In what was termed as a ‘workplace accident’, Chinese vessel Long Xing 629 has reported the death of an Indonesian crew member, on Tuesday, 11th Aug 2020. The death took place onboard the fishing ship while it was sailing off the coast of Peru.
The Indonesian Foreign Ministry spokesperson, Dr Teuku Faizasyah has confirmed the demise of the seafarer. In his address, he also added that the Indonesian Embassy at Lima would be asked for information regarding the event.
The first news of the seafarer’s death was received by the SSPI or Indonesian Fishery Works Union. Ari Purbayo was intimated by a former worker at the Long Xing 629. The ship’s captain has also claimed that it was an accident that occurred onboard.
This isn’t the first time that the fishing ship has come under the radar of authorities. Earlier this year on February, 4 Indonesian crew members were reported dead with 3 of those bodies dumped overboard prior to disembarking at South Korea.
Videos emerged showing crew members dumping what seemed to be wrapped bodies, into the sea. The rest of the Indonesian fishermen who survived are still yet to be paid wages for the voyage. The survivors also complained of physical abuse and bad working conditions that they were made to go through.
Another set of crew members from a contract made two years ago, too await their wages of about US$7,000 each.
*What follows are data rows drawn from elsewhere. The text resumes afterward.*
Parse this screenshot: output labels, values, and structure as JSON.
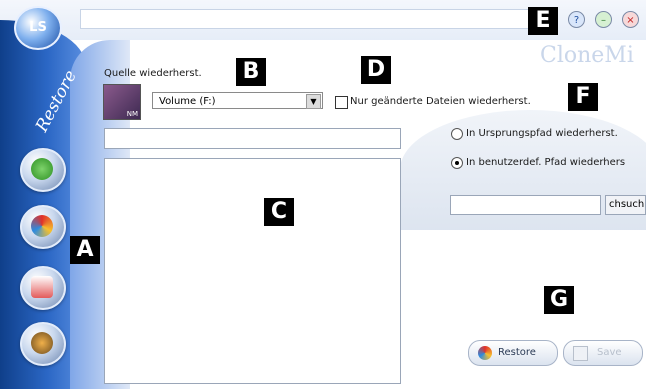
{
  "app": {
    "logo_text": "LS",
    "watermark": "CloneMi"
  },
  "sidebar": {
    "title": "Restore",
    "items": [
      {
        "icon": "download-arrow-icon"
      },
      {
        "icon": "restore-disc-icon"
      },
      {
        "icon": "calendar-schedule-icon"
      },
      {
        "icon": "tools-icon"
      }
    ]
  },
  "window_controls": {
    "help_label": "?",
    "minimize_label": "–",
    "close_label": "×"
  },
  "source": {
    "label": "Quelle wiederherst.",
    "drive_icon_caption": "NM",
    "volume_value": "Volume (F:)"
  },
  "options": {
    "changed_files_only_label": "Nur geänderte Dateien wiederherst.",
    "original_path_label": "In Ursprungspfad wiederherst.",
    "custom_path_label": "In benutzerdef. Pfad wiederhers",
    "browse_label": "chsuch"
  },
  "actions": {
    "restore_label": "Restore",
    "save_label": "Save"
  },
  "annotations": [
    "A",
    "B",
    "C",
    "D",
    "E",
    "F",
    "G"
  ]
}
The seafarers were repatriated in May but have still not gotten their payment. 14 of the crew members, by the advice of the lawyers, refused to take a payment of US$4,300 from their recruiting agency, last week.
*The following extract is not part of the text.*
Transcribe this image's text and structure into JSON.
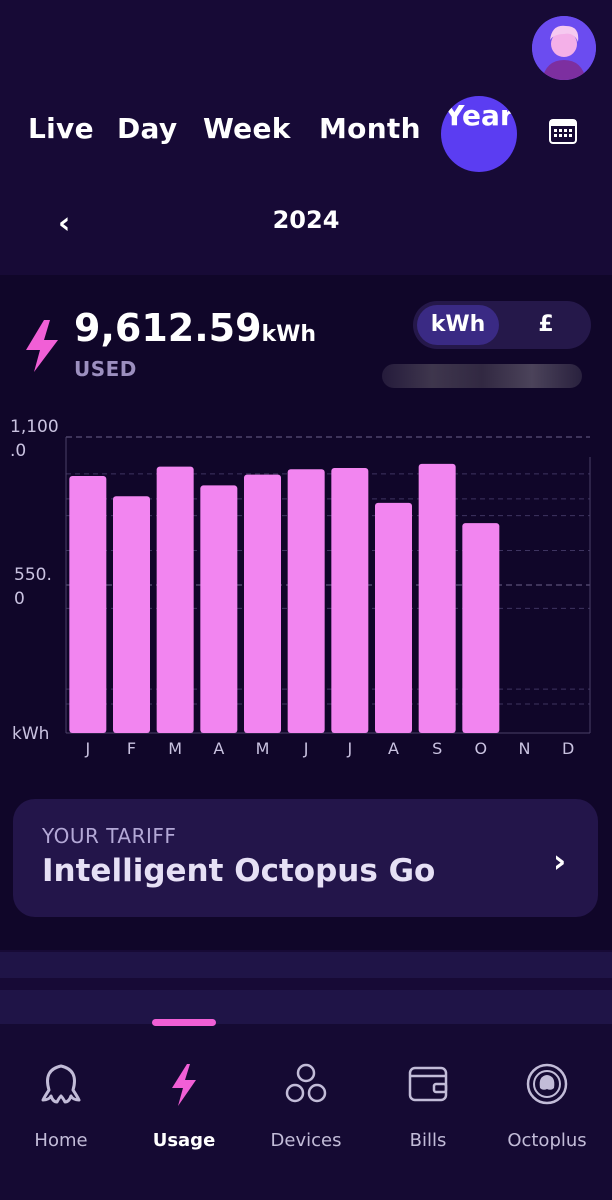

According to Rizky Fauzan Alvian, who was senior crew member, the Long Xing 629 would haul about 500 tonnes of tuna each day, a quantity worth US$4,300 in the market.
They spoke about the adverse conditions of food, water and 18 hours of work daily. Complaints regarding physical abuse by their Chinese crew members also surfaced.
No comment has been forthcoming from the owner of the ship, Dalian Ocean Fishing, regarding the matter.